▶ **PROBLEM TO SOLVE**
With the pictures removed, write out the data below exactly.

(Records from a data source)
++++++
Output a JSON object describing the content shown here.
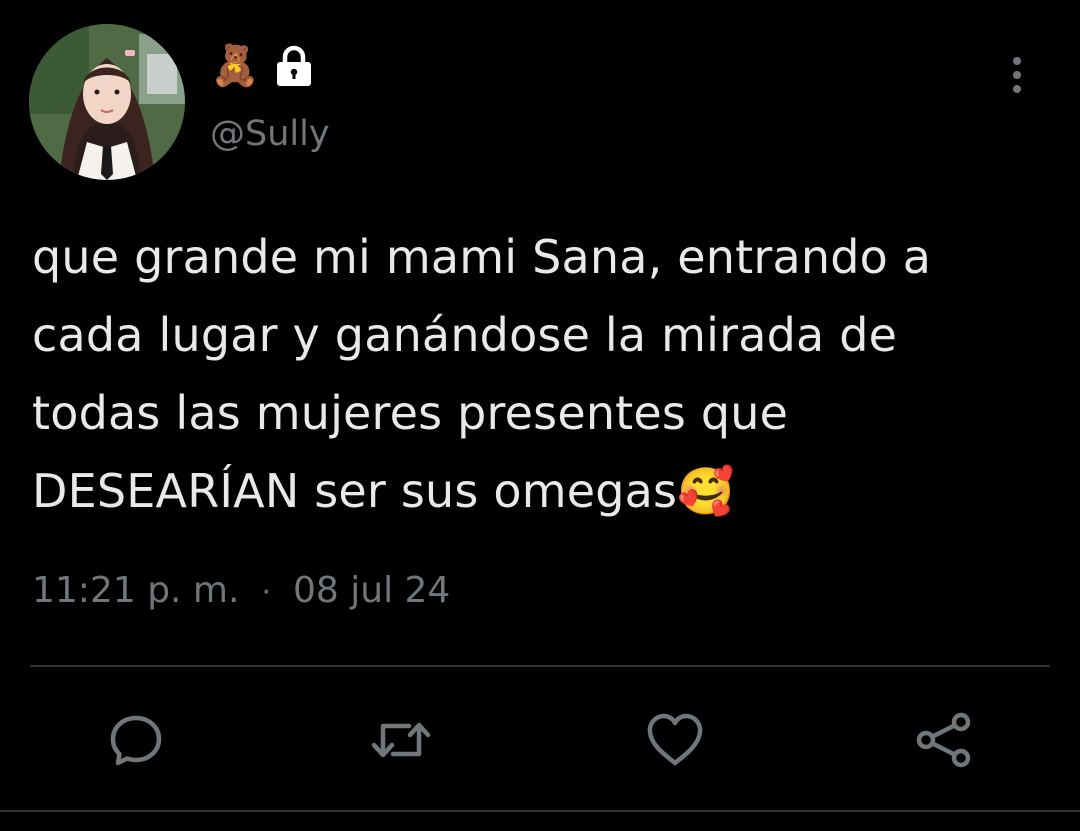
{
  "tweet": {
    "name_emojis": [
      "🧸"
    ],
    "handle": "@Sully",
    "text_lines": [
      "que grande mi mami Sana, entrando a",
      "cada lugar y ganándose la mirada de",
      "todas las mujeres presentes que",
      "DESEARÍAN ser sus omegas🥰"
    ],
    "time": "11:21 p. m.",
    "separator": "·",
    "date": "08 jul 24"
  },
  "icons": {
    "bear": "teddy-bear-emoji",
    "lock": "lock-icon",
    "more": "more-vertical-icon",
    "reply": "reply-icon",
    "retweet": "retweet-icon",
    "like": "heart-icon",
    "share": "share-icon"
  },
  "colors": {
    "background": "#000000",
    "text": "#e7e9ea",
    "secondary": "#71767b",
    "divider": "#2f3336"
  }
}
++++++
▶ **ANSWER SPACE**
Output a JSON object describing the content shown here.
{
  "tweet": {
    "name_emojis": [
      "🧸"
    ],
    "handle": "@Sully",
    "text_lines": [
      "que grande mi mami Sana, entrando a",
      "cada lugar y ganándose la mirada de",
      "todas las mujeres presentes que",
      "DESEARÍAN ser sus omegas🥰"
    ],
    "time": "11:21 p. m.",
    "separator": "·",
    "date": "08 jul 24"
  },
  "icons": {
    "bear": "teddy-bear-emoji",
    "lock": "lock-icon",
    "more": "more-vertical-icon",
    "reply": "reply-icon",
    "retweet": "retweet-icon",
    "like": "heart-icon",
    "share": "share-icon"
  },
  "colors": {
    "background": "#000000",
    "text": "#e7e9ea",
    "secondary": "#71767b",
    "divider": "#2f3336"
  }
}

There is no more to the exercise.